The University and College Union (UCU) will support industrial action if institutions are not doing enough to keep staff safe from coronavirus, its general secretary threatened today as the union launched a new reporting system for whistleblowers.
The union is encouraging members to report concerns about workplace safety via its online system and warns universities “cannot hide behind the failings” of government ministers.
UCU general secretary Jo Grady said she wanted to know how universities have risk-assessed the next term, including “better information about testing systems in place”.
Dr Grady has called for universities to cancel face-to-face teaching in favour of online-only lecturers and seminars.
“We accept that guidance from the government has not been up to scratch, but colleges and universities cannot hide behind the failings of ministers. They must step up and do the right things to protect their communities,” Dr Grady said.
“We will be monitoring what comes in from members and will name and shame institutions that are not up to scratch. Our main objective is to help avert a preventable public health crisis. But if our members are concerned with how their college or university is behaving, we will back them if they vote to move into dispute, which could result in ballots for industrial action.”
To support its “name and shame” threat, the union is calling on university informants to notify it of the plans a provider has in the case of a campus outbreak.
University Business has approached UCU for details of how many universities have yet to share risk assessments with local union representatives and is awaiting a response.
More than a million students will return to campuses in the next few weeks, at a time when the efficacy of the government’s test and trace programme is under scrutiny. The government’s Scientific Advisory Group for Emergencies (SAGE) warned on 4 September: “It is highly likely that there will be significant outbreaks associated with HE, and asymptomatic transmission may make these harder to detect.
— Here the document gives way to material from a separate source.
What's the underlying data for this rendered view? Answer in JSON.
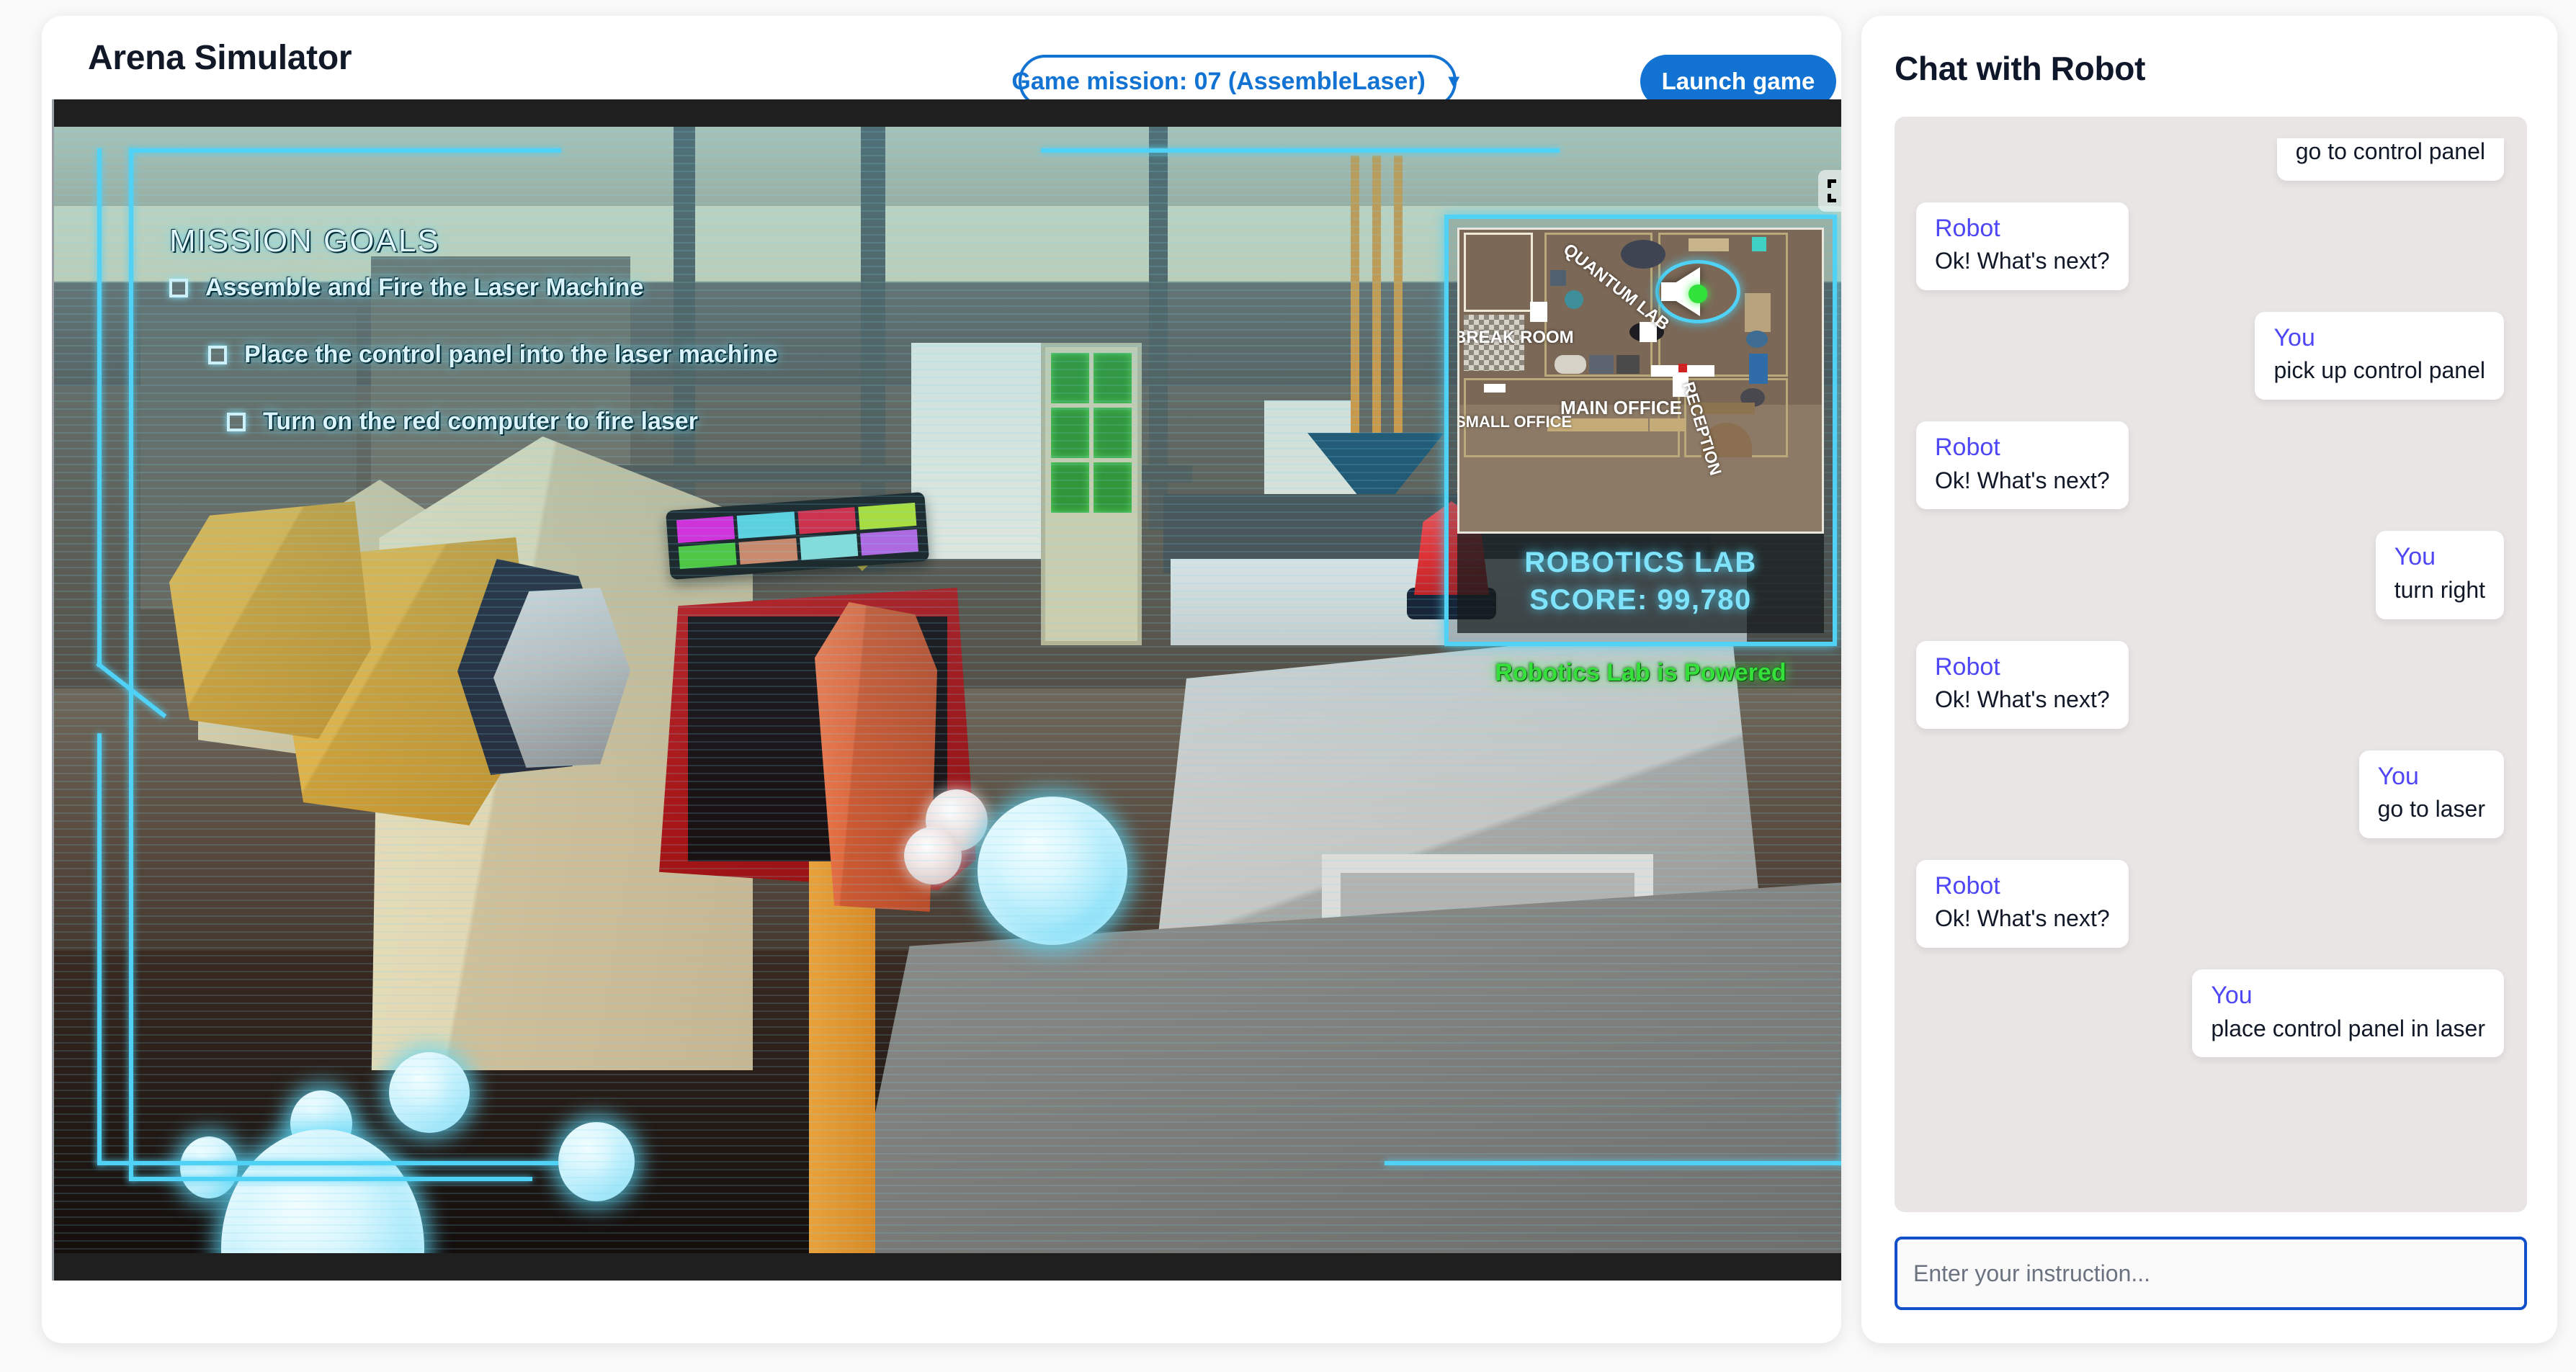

Outbreak response requires both local plans and coordinated national oversight and decision-making.”
Current government advice to universities on coronavirus
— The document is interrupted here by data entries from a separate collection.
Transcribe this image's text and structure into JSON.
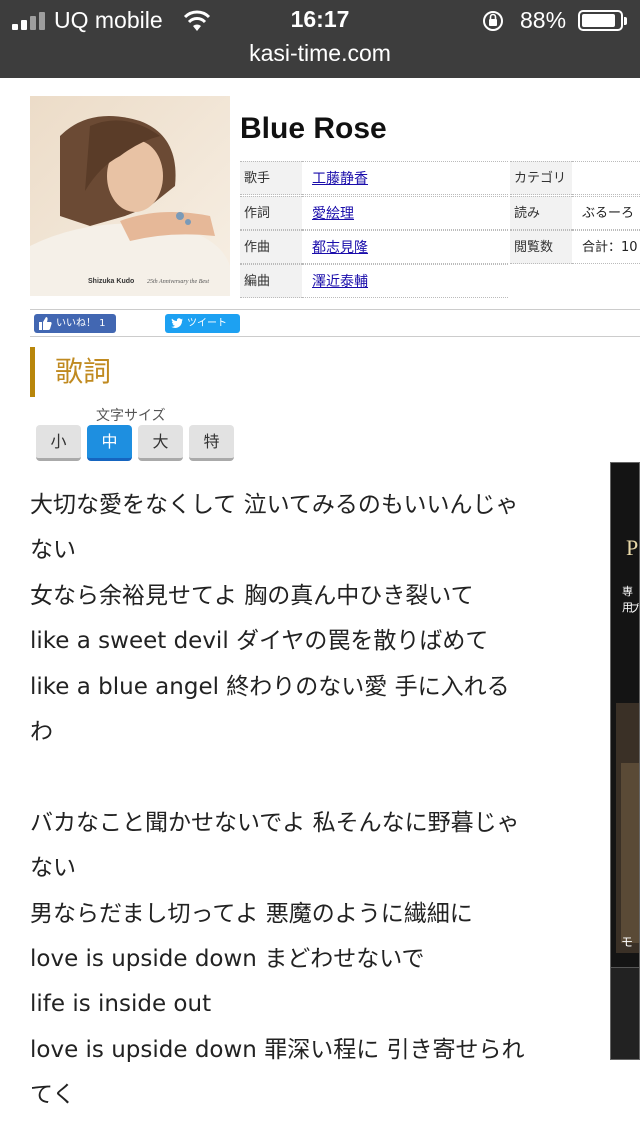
{
  "status_bar": {
    "carrier": "UQ mobile",
    "time": "16:17",
    "battery_percent": "88%",
    "battery_level": 0.88
  },
  "url_bar": {
    "url": "kasi-time.com"
  },
  "song": {
    "title": "Blue Rose",
    "cover_caption": "Shizuka Kudo",
    "cover_caption_script": "25th Anniversary the Best",
    "info": [
      {
        "label": "歌手",
        "value": "工藤静香",
        "link": true
      },
      {
        "label": "作詞",
        "value": "愛絵理",
        "link": true
      },
      {
        "label": "作曲",
        "value": "都志見隆",
        "link": true
      },
      {
        "label": "編曲",
        "value": "澤近泰輔",
        "link": true
      }
    ],
    "info_right": [
      {
        "label": "カテゴリ",
        "value": ""
      },
      {
        "label": "読み",
        "value": "ぶるーろ"
      },
      {
        "label": "閲覧数",
        "value": "合計：10"
      }
    ]
  },
  "social": {
    "like_label": "いいね！ 1",
    "tweet_label": "ツイート"
  },
  "lyrics_section": {
    "heading": "歌詞",
    "font_size_label": "文字サイズ",
    "font_size_options": [
      "小",
      "中",
      "大",
      "特"
    ],
    "font_size_selected": "中"
  },
  "lyrics": [
    "大切な愛をなくして 泣いてみるのもいいんじゃ",
    "ない",
    "女なら余裕見せてよ 胸の真ん中ひき裂いて",
    "like a sweet devil ダイヤの罠を散りばめて",
    "like a blue angel 終わりのない愛 手に入れる",
    "わ",
    "",
    "バカなこと聞かせないでよ 私そんなに野暮じゃ",
    "ない",
    "男ならだまし切ってよ 悪魔のように繊細に",
    "love is upside down まどわせないで",
    "life is inside out",
    "love is upside down 罪深い程に 引き寄せられ",
    "てく"
  ],
  "ad": {
    "brand_initial": "P",
    "line1": "専用",
    "line2": "プ",
    "line3": "モ"
  }
}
The government’s advice for universities makes clear that HE providers have legal responsibilities under the under the Health and Safety at Work Act 1974 and the Equality Act 2010 and must comply with these obligations.
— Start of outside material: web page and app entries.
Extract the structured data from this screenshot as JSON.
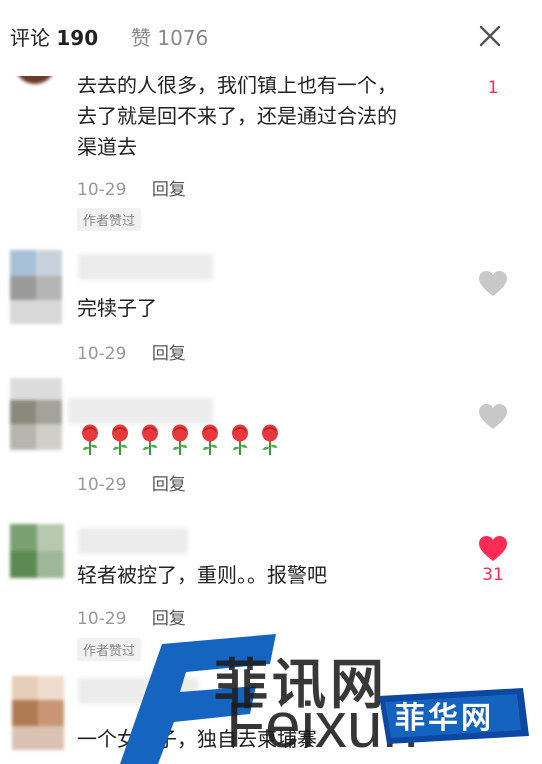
{
  "header": {
    "comments_label": "评论",
    "comments_count": "190",
    "likes_label": "赞",
    "likes_count": "1076",
    "close_icon": "close-icon"
  },
  "comments": [
    {
      "text_lines": [
        "去去的人很多，我们镇上也有一个，",
        "去了就是回不来了，还是通过合法的",
        "渠道去"
      ],
      "date": "10-29",
      "reply_label": "回复",
      "badge": "作者赞过",
      "like_count": "1",
      "liked": false
    },
    {
      "text": "完犊子了",
      "date": "10-29",
      "reply_label": "回复",
      "like_count": "",
      "liked": false
    },
    {
      "text": "",
      "emoji": "rose-emoji",
      "emoji_count": 7,
      "date": "10-29",
      "reply_label": "回复",
      "like_count": "",
      "liked": false
    },
    {
      "text": "轻者被控了，重则。。报警吧",
      "date": "10-29",
      "reply_label": "回复",
      "badge": "作者赞过",
      "like_count": "31",
      "liked": true
    },
    {
      "text": "一个女孩子，独自去柬埔寨",
      "date": "",
      "reply_label": "",
      "like_count": "",
      "liked": false
    }
  ],
  "watermark": {
    "cn": "菲讯网",
    "en": "Feixun",
    "badge": "菲华网"
  },
  "colors": {
    "liked_heart": "#fe2c55",
    "unliked_heart": "#c8c8c8",
    "watermark_blue": "#1565c0"
  }
}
Universities have been told by the government “to ensure that students and staff are aware of national guidance on testing, contact tracing and self-isolation – and promote the importance of following that guidance to help stop the spread of the virus”, and campus libraries, cafeterias and canteens must maintain fortnightly records of students and staff using their premises.
The Department for Education (DfE) has advised universities to share risk assessments with unions, which explains how social distancing – or appropriate mitigations – will be implemented on campus. The DfE has also encouraged universities to group staff in bubbles in order to minimise outbreaks, install extra sanitisation facilities, intensify cleaning schedules and require that staff and students wear face coverings indoors.
Universities are responsible for supporting students to self-isolate if required to by regional authorities, which will include providing food and supplies to students’ residences. The self-isolation period for those with Covid-19 is 10 days – or longer if they still have a high temperature – and for non-household contacts for a period ending after 14 days.
In the event of a local outbreak, universities have been told to keep students at their term-time address. The government’s new ‘rule of six’ means students will be required to limit their social interactions and parties during the next term. DevonLive yesterday reported that students at the University of Exeter were ignoring the new restrictions and organising parties.
The government states that over 200 local testing sites, 236 mobile testing units and 75 regional testing sites will be operational by October, which can process students and staff that present symptoms. Asymptomatic testing is only available in specific circumstances, for example a local outbreak.
School leaders raised fresh concerns today about the government’s handling of testing.
The BBC has reported that some schools in England had already closed their doors, while others have told whole year groups or classes to self-isolate for two weeks following confirmed cases. Steve Chalke, founder of the Oasis schools’ trust, told the BBC that eight out of his trust 52 schools had sent home pupils – sometimes whole year groups – home because of Covid-19 infections.
Paul Whiteman, general secretary of the NAHT headteachers’ union, said: “The government assured us that this would be ready, but at the first sign of stress it seems to be falling over.”